(DATA FOR PROCESSING)
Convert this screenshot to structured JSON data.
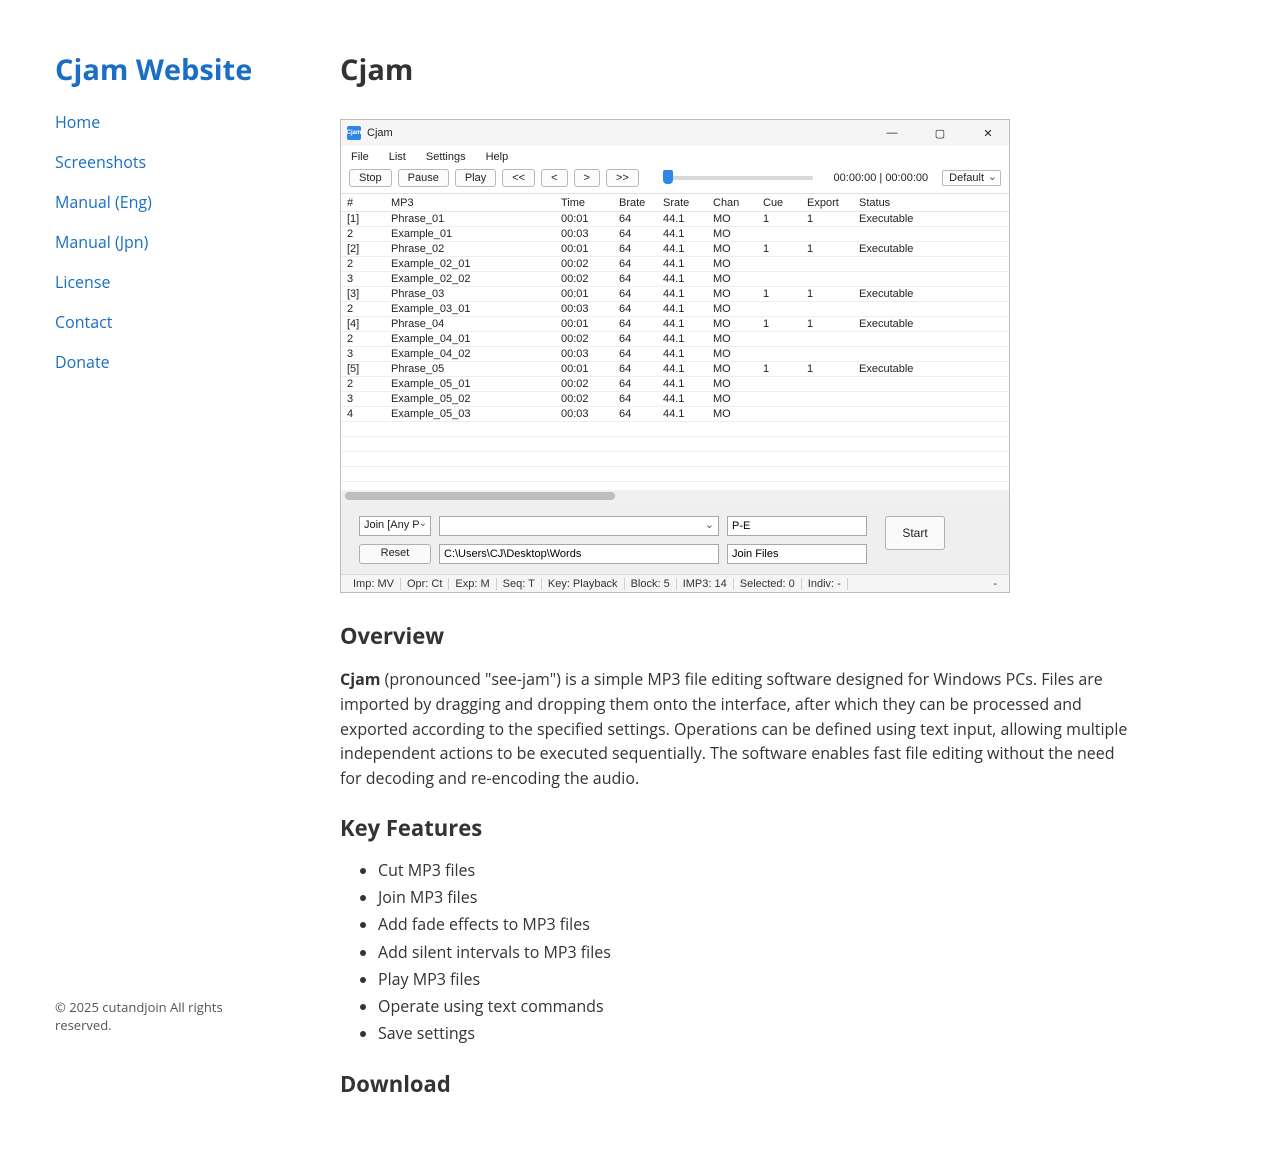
{
  "site": {
    "title": "Cjam Website"
  },
  "nav": [
    {
      "label": "Home"
    },
    {
      "label": "Screenshots"
    },
    {
      "label": "Manual (Eng)"
    },
    {
      "label": "Manual (Jpn)"
    },
    {
      "label": "License"
    },
    {
      "label": "Contact"
    },
    {
      "label": "Donate"
    }
  ],
  "copyright": "© 2025 cutandjoin All rights reserved.",
  "page": {
    "title": "Cjam"
  },
  "app": {
    "title": "Cjam",
    "menus": [
      "File",
      "List",
      "Settings",
      "Help"
    ],
    "toolbar": {
      "buttons": [
        "Stop",
        "Pause",
        "Play",
        "<<",
        "<",
        ">",
        ">>"
      ],
      "time": "00:00:00 | 00:00:00",
      "mode": "Default"
    },
    "columns": [
      "#",
      "MP3",
      "Time",
      "Brate",
      "Srate",
      "Chan",
      "Cue",
      "Export",
      "Status"
    ],
    "rows": [
      {
        "n": "[1]",
        "mp3": "Phrase_01",
        "time": "00:01",
        "br": "64",
        "sr": "44.1",
        "ch": "MO",
        "cue": "1",
        "exp": "1",
        "st": "Executable"
      },
      {
        "n": "2",
        "mp3": "Example_01",
        "time": "00:03",
        "br": "64",
        "sr": "44.1",
        "ch": "MO",
        "cue": "",
        "exp": "",
        "st": ""
      },
      {
        "n": "[2]",
        "mp3": "Phrase_02",
        "time": "00:01",
        "br": "64",
        "sr": "44.1",
        "ch": "MO",
        "cue": "1",
        "exp": "1",
        "st": "Executable"
      },
      {
        "n": "2",
        "mp3": "Example_02_01",
        "time": "00:02",
        "br": "64",
        "sr": "44.1",
        "ch": "MO",
        "cue": "",
        "exp": "",
        "st": ""
      },
      {
        "n": "3",
        "mp3": "Example_02_02",
        "time": "00:02",
        "br": "64",
        "sr": "44.1",
        "ch": "MO",
        "cue": "",
        "exp": "",
        "st": ""
      },
      {
        "n": "[3]",
        "mp3": "Phrase_03",
        "time": "00:01",
        "br": "64",
        "sr": "44.1",
        "ch": "MO",
        "cue": "1",
        "exp": "1",
        "st": "Executable"
      },
      {
        "n": "2",
        "mp3": "Example_03_01",
        "time": "00:03",
        "br": "64",
        "sr": "44.1",
        "ch": "MO",
        "cue": "",
        "exp": "",
        "st": ""
      },
      {
        "n": "[4]",
        "mp3": "Phrase_04",
        "time": "00:01",
        "br": "64",
        "sr": "44.1",
        "ch": "MO",
        "cue": "1",
        "exp": "1",
        "st": "Executable"
      },
      {
        "n": "2",
        "mp3": "Example_04_01",
        "time": "00:02",
        "br": "64",
        "sr": "44.1",
        "ch": "MO",
        "cue": "",
        "exp": "",
        "st": ""
      },
      {
        "n": "3",
        "mp3": "Example_04_02",
        "time": "00:03",
        "br": "64",
        "sr": "44.1",
        "ch": "MO",
        "cue": "",
        "exp": "",
        "st": ""
      },
      {
        "n": "[5]",
        "mp3": "Phrase_05",
        "time": "00:01",
        "br": "64",
        "sr": "44.1",
        "ch": "MO",
        "cue": "1",
        "exp": "1",
        "st": "Executable"
      },
      {
        "n": "2",
        "mp3": "Example_05_01",
        "time": "00:02",
        "br": "64",
        "sr": "44.1",
        "ch": "MO",
        "cue": "",
        "exp": "",
        "st": ""
      },
      {
        "n": "3",
        "mp3": "Example_05_02",
        "time": "00:02",
        "br": "64",
        "sr": "44.1",
        "ch": "MO",
        "cue": "",
        "exp": "",
        "st": ""
      },
      {
        "n": "4",
        "mp3": "Example_05_03",
        "time": "00:03",
        "br": "64",
        "sr": "44.1",
        "ch": "MO",
        "cue": "",
        "exp": "",
        "st": ""
      }
    ],
    "footer": {
      "joinMode": "Join [Any P",
      "reset": "Reset",
      "path": "C:\\Users\\CJ\\Desktop\\Words",
      "pe": "P-E",
      "joinFiles": "Join Files",
      "start": "Start"
    },
    "status": [
      "Imp: MV",
      "Opr: Ct",
      "Exp: M",
      "Seq: T",
      "Key: Playback",
      "Block: 5",
      "IMP3: 14",
      "Selected: 0",
      "Indiv: -",
      "-"
    ]
  },
  "overview": {
    "heading": "Overview",
    "strong": "Cjam",
    "rest": " (pronounced \"see-jam\") is a simple MP3 file editing software designed for Windows PCs. Files are imported by dragging and dropping them onto the interface, after which they can be processed and exported according to the specified settings. Operations can be defined using text input, allowing multiple independent actions to be executed sequentially. The software enables fast file editing without the need for decoding and re-encoding the audio."
  },
  "features": {
    "heading": "Key Features",
    "items": [
      "Cut MP3 files",
      "Join MP3 files",
      "Add fade effects to MP3 files",
      "Add silent intervals to MP3 files",
      "Play MP3 files",
      "Operate using text commands",
      "Save settings"
    ]
  },
  "download": {
    "heading": "Download"
  }
}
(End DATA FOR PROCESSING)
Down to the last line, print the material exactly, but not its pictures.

Convert this screenshot to structured JSON data.
{
  "site": {
    "title": "Cjam Website"
  },
  "nav": [
    {
      "label": "Home"
    },
    {
      "label": "Screenshots"
    },
    {
      "label": "Manual (Eng)"
    },
    {
      "label": "Manual (Jpn)"
    },
    {
      "label": "License"
    },
    {
      "label": "Contact"
    },
    {
      "label": "Donate"
    }
  ],
  "copyright": "© 2025 cutandjoin All rights reserved.",
  "page": {
    "title": "Cjam"
  },
  "app": {
    "title": "Cjam",
    "menus": [
      "File",
      "List",
      "Settings",
      "Help"
    ],
    "toolbar": {
      "buttons": [
        "Stop",
        "Pause",
        "Play",
        "<<",
        "<",
        ">",
        ">>"
      ],
      "time": "00:00:00 | 00:00:00",
      "mode": "Default"
    },
    "columns": [
      "#",
      "MP3",
      "Time",
      "Brate",
      "Srate",
      "Chan",
      "Cue",
      "Export",
      "Status"
    ],
    "rows": [
      {
        "n": "[1]",
        "mp3": "Phrase_01",
        "time": "00:01",
        "br": "64",
        "sr": "44.1",
        "ch": "MO",
        "cue": "1",
        "exp": "1",
        "st": "Executable"
      },
      {
        "n": "2",
        "mp3": "Example_01",
        "time": "00:03",
        "br": "64",
        "sr": "44.1",
        "ch": "MO",
        "cue": "",
        "exp": "",
        "st": ""
      },
      {
        "n": "[2]",
        "mp3": "Phrase_02",
        "time": "00:01",
        "br": "64",
        "sr": "44.1",
        "ch": "MO",
        "cue": "1",
        "exp": "1",
        "st": "Executable"
      },
      {
        "n": "2",
        "mp3": "Example_02_01",
        "time": "00:02",
        "br": "64",
        "sr": "44.1",
        "ch": "MO",
        "cue": "",
        "exp": "",
        "st": ""
      },
      {
        "n": "3",
        "mp3": "Example_02_02",
        "time": "00:02",
        "br": "64",
        "sr": "44.1",
        "ch": "MO",
        "cue": "",
        "exp": "",
        "st": ""
      },
      {
        "n": "[3]",
        "mp3": "Phrase_03",
        "time": "00:01",
        "br": "64",
        "sr": "44.1",
        "ch": "MO",
        "cue": "1",
        "exp": "1",
        "st": "Executable"
      },
      {
        "n": "2",
        "mp3": "Example_03_01",
        "time": "00:03",
        "br": "64",
        "sr": "44.1",
        "ch": "MO",
        "cue": "",
        "exp": "",
        "st": ""
      },
      {
        "n": "[4]",
        "mp3": "Phrase_04",
        "time": "00:01",
        "br": "64",
        "sr": "44.1",
        "ch": "MO",
        "cue": "1",
        "exp": "1",
        "st": "Executable"
      },
      {
        "n": "2",
        "mp3": "Example_04_01",
        "time": "00:02",
        "br": "64",
        "sr": "44.1",
        "ch": "MO",
        "cue": "",
        "exp": "",
        "st": ""
      },
      {
        "n": "3",
        "mp3": "Example_04_02",
        "time": "00:03",
        "br": "64",
        "sr": "44.1",
        "ch": "MO",
        "cue": "",
        "exp": "",
        "st": ""
      },
      {
        "n": "[5]",
        "mp3": "Phrase_05",
        "time": "00:01",
        "br": "64",
        "sr": "44.1",
        "ch": "MO",
        "cue": "1",
        "exp": "1",
        "st": "Executable"
      },
      {
        "n": "2",
        "mp3": "Example_05_01",
        "time": "00:02",
        "br": "64",
        "sr": "44.1",
        "ch": "MO",
        "cue": "",
        "exp": "",
        "st": ""
      },
      {
        "n": "3",
        "mp3": "Example_05_02",
        "time": "00:02",
        "br": "64",
        "sr": "44.1",
        "ch": "MO",
        "cue": "",
        "exp": "",
        "st": ""
      },
      {
        "n": "4",
        "mp3": "Example_05_03",
        "time": "00:03",
        "br": "64",
        "sr": "44.1",
        "ch": "MO",
        "cue": "",
        "exp": "",
        "st": ""
      }
    ],
    "footer": {
      "joinMode": "Join [Any P",
      "reset": "Reset",
      "path": "C:\\Users\\CJ\\Desktop\\Words",
      "pe": "P-E",
      "joinFiles": "Join Files",
      "start": "Start"
    },
    "status": [
      "Imp: MV",
      "Opr: Ct",
      "Exp: M",
      "Seq: T",
      "Key: Playback",
      "Block: 5",
      "IMP3: 14",
      "Selected: 0",
      "Indiv: -",
      "-"
    ]
  },
  "overview": {
    "heading": "Overview",
    "strong": "Cjam",
    "rest": " (pronounced \"see-jam\") is a simple MP3 file editing software designed for Windows PCs. Files are imported by dragging and dropping them onto the interface, after which they can be processed and exported according to the specified settings. Operations can be defined using text input, allowing multiple independent actions to be executed sequentially. The software enables fast file editing without the need for decoding and re-encoding the audio."
  },
  "features": {
    "heading": "Key Features",
    "items": [
      "Cut MP3 files",
      "Join MP3 files",
      "Add fade effects to MP3 files",
      "Add silent intervals to MP3 files",
      "Play MP3 files",
      "Operate using text commands",
      "Save settings"
    ]
  },
  "download": {
    "heading": "Download"
  }
}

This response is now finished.